----- Information shown

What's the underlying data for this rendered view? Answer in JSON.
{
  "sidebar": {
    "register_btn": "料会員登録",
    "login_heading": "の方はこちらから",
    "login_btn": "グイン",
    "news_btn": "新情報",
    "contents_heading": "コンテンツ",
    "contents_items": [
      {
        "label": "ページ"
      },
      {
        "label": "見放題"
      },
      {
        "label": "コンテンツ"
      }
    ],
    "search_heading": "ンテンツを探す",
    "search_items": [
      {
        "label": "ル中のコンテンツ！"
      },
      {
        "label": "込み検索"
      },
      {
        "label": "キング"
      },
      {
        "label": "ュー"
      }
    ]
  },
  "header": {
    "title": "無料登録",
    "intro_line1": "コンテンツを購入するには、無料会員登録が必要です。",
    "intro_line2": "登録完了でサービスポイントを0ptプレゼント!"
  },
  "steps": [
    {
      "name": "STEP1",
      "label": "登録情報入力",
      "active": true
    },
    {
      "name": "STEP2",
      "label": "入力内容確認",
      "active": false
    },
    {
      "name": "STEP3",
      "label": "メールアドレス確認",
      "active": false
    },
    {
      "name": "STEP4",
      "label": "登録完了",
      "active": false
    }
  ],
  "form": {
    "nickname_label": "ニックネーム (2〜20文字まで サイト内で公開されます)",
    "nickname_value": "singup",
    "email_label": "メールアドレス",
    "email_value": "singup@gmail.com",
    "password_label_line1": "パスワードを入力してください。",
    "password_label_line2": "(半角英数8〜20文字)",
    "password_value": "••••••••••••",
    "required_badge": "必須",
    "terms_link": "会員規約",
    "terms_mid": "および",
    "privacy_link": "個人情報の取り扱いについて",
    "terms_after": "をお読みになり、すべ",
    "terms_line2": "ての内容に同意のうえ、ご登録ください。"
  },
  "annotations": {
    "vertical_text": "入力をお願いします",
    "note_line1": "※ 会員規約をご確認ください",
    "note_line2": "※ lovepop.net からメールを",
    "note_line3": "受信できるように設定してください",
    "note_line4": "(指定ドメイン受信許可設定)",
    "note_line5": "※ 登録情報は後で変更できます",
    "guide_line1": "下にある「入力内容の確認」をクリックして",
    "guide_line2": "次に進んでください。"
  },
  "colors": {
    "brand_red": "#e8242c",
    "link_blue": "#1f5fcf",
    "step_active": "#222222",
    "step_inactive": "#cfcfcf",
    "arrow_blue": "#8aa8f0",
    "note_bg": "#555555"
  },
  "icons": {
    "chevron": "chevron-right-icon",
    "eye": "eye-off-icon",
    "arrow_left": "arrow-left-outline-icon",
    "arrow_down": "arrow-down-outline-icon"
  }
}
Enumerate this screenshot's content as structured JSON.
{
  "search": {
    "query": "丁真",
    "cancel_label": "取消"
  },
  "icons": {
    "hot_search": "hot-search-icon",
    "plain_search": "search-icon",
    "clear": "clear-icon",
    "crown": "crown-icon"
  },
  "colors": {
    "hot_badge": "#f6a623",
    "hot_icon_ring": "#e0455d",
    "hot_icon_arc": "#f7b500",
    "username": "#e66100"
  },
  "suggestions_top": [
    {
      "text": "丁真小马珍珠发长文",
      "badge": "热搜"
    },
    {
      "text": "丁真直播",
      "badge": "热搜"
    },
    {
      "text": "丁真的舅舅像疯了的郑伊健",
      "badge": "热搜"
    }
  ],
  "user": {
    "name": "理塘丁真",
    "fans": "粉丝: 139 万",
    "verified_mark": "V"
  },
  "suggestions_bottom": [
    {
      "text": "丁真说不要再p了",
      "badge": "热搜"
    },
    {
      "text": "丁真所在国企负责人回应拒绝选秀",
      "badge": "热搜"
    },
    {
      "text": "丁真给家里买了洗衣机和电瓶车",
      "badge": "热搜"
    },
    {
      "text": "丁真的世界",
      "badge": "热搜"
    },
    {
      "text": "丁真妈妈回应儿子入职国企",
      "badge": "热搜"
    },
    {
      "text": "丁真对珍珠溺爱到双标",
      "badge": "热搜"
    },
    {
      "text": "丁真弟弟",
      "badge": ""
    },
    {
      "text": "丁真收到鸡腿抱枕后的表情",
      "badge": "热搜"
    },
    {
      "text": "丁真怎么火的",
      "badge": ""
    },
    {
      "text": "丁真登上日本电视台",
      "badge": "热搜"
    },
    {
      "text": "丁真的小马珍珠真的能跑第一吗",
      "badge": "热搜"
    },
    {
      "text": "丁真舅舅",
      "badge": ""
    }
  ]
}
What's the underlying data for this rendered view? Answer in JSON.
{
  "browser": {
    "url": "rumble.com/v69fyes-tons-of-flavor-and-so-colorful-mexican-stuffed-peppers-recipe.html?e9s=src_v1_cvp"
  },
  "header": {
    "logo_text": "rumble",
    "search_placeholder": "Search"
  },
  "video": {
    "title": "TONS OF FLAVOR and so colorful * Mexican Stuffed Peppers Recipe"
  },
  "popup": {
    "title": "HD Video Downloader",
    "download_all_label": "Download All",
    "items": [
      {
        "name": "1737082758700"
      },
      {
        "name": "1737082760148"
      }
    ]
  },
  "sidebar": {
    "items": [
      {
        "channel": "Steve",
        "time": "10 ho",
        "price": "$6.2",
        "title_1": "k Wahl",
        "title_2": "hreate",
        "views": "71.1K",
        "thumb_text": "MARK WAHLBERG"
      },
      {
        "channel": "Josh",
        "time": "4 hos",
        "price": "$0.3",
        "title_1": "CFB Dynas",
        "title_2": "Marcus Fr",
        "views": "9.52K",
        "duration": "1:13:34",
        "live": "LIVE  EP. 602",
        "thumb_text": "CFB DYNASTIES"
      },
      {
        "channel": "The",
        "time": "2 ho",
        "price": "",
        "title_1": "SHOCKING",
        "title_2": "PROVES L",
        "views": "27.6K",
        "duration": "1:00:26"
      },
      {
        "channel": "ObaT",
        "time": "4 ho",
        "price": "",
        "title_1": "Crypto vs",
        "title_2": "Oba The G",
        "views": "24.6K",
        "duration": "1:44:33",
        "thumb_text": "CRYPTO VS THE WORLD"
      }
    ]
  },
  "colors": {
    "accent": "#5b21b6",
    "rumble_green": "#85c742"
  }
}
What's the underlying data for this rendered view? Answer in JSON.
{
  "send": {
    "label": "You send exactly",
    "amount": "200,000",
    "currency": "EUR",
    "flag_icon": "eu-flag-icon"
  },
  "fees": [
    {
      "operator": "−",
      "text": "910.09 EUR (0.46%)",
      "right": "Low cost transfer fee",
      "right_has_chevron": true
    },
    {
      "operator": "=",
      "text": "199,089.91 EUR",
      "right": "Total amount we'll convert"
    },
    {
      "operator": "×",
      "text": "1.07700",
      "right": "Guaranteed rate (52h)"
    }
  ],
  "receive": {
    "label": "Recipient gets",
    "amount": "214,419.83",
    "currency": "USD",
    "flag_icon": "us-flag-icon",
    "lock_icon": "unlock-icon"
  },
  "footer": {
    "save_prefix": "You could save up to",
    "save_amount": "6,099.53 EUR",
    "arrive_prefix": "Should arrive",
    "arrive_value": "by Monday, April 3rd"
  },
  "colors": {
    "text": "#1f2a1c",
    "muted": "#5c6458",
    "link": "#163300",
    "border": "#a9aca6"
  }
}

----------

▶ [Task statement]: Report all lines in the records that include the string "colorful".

▶ [Response to the exercise]:
    "url": "rumble.com/v69fyes-tons-of-flavor-and-so-colorful-mexican-stuffed-peppers-recipe.html?e9s=src_v1_cvp"
    "title": "TONS OF FLAVOR and so colorful * Mexican Stuffed Peppers Recipe"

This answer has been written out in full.